4. Fill the can halfway up with red wine and place inside Chick-Can rack. You can of course do this without the rack, which runs about 6 or 7 bucks, and just balance it, but once you've had a chicken fall over in your oven and make a mess, you'll probably want to invest in the rack.
5. Plug the neck of the chicken with the avocado to trap the steam. (My dinner guests tend to fight over the wine-steamed avocado when the chicken is done. It's tasty!) An onion will work here too if you're a filthy onion-eater, as will a small sweet potato.
6. You'll want to place the chicken and rack on some kind of pan to catch the drippings. A pie tin works in a pinch, too. Then slap that bird in the oven for 1.5 to 2 hours.
7. After cooking, let it cool for a good 10 to 15 minutes and enjoy the juiciest chicken you've ever slapped your tongue against.
Options: Any dry spice rub will do. I also like a lemon pepper seasoning blend steamed with a diet lemon-lime cola like Sprite.
Note: If you find that the top cooks too fast, just cover it for half the cooking time with a bit of foil.
Seared Ahi Tuna
I was faced with an interesting dilemma recently: making dinner for a figure competitor several weeks into her contest diet. For her that meant super low carbs, some healthy fats, and high protein. The answer was seared ahi tuna.
This is so simple it's not even a "recipe" really, just a couple of steps:
1) Get some sushi-grade ahi tuna. Salt and pepper it.
2) Add a small amount of extra virgin olive oil to a pan or spray it with Pam organic olive oil. Once the pan is smokin' hot, drop the tuna onto it. Press it down with a spatula and sear it for just 30 seconds or so on each side.
3) Slice and serve with a spot of wasabi sandwich sauce (found in deli section).
4) Watch figure competitor swoon and make little sex noises as she eats it. Priceless.

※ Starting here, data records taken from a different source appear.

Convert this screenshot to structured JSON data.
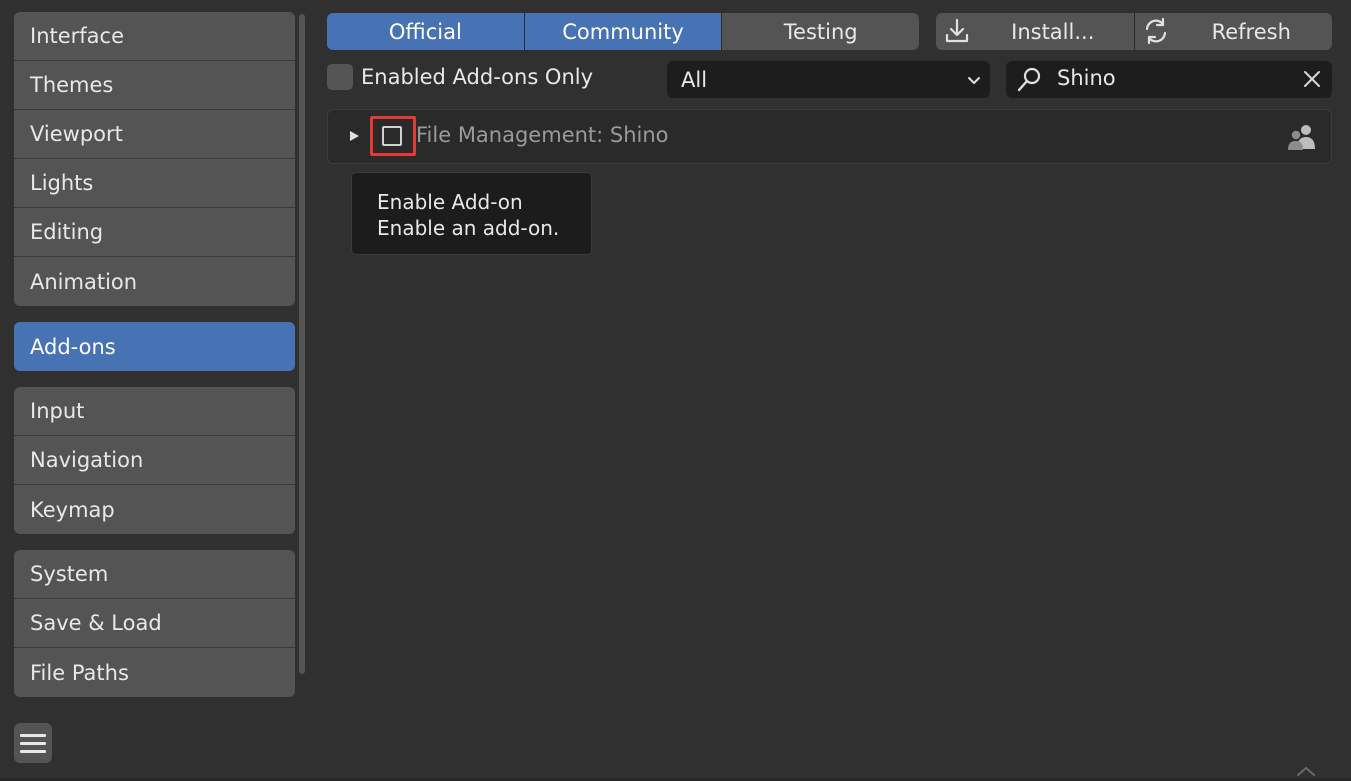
{
  "sidebar": {
    "groups": [
      [
        "Interface",
        "Themes",
        "Viewport",
        "Lights",
        "Editing",
        "Animation"
      ],
      [
        "Add-ons"
      ],
      [
        "Input",
        "Navigation",
        "Keymap"
      ],
      [
        "System",
        "Save & Load",
        "File Paths"
      ]
    ],
    "active": "Add-ons",
    "menu_icon": "hamburger-menu-icon"
  },
  "tabs": [
    {
      "label": "Official",
      "on": true
    },
    {
      "label": "Community",
      "on": true
    },
    {
      "label": "Testing",
      "on": false
    }
  ],
  "actions": {
    "install_label": "Install...",
    "install_icon": "download-icon",
    "refresh_label": "Refresh",
    "refresh_icon": "refresh-icon"
  },
  "filters": {
    "enabled_only_label": "Enabled Add-ons Only",
    "category_value": "All",
    "search_value": "Shino"
  },
  "addon": {
    "name": "File Management: Shino",
    "enabled": false,
    "support_icon": "community-icon"
  },
  "tooltip": {
    "title": "Enable Add-on",
    "description": "Enable an add-on."
  },
  "colors": {
    "accent": "#4772b3",
    "highlight_frame": "#e53935"
  }
}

Your assignment is to simply try one of these recipes per week. Much like building your foundation in the gym with good compound exercises, these recipes will build your foundation of culinary skills. No more dry chicken breasts. Ever.
Now go cook something, tough guy.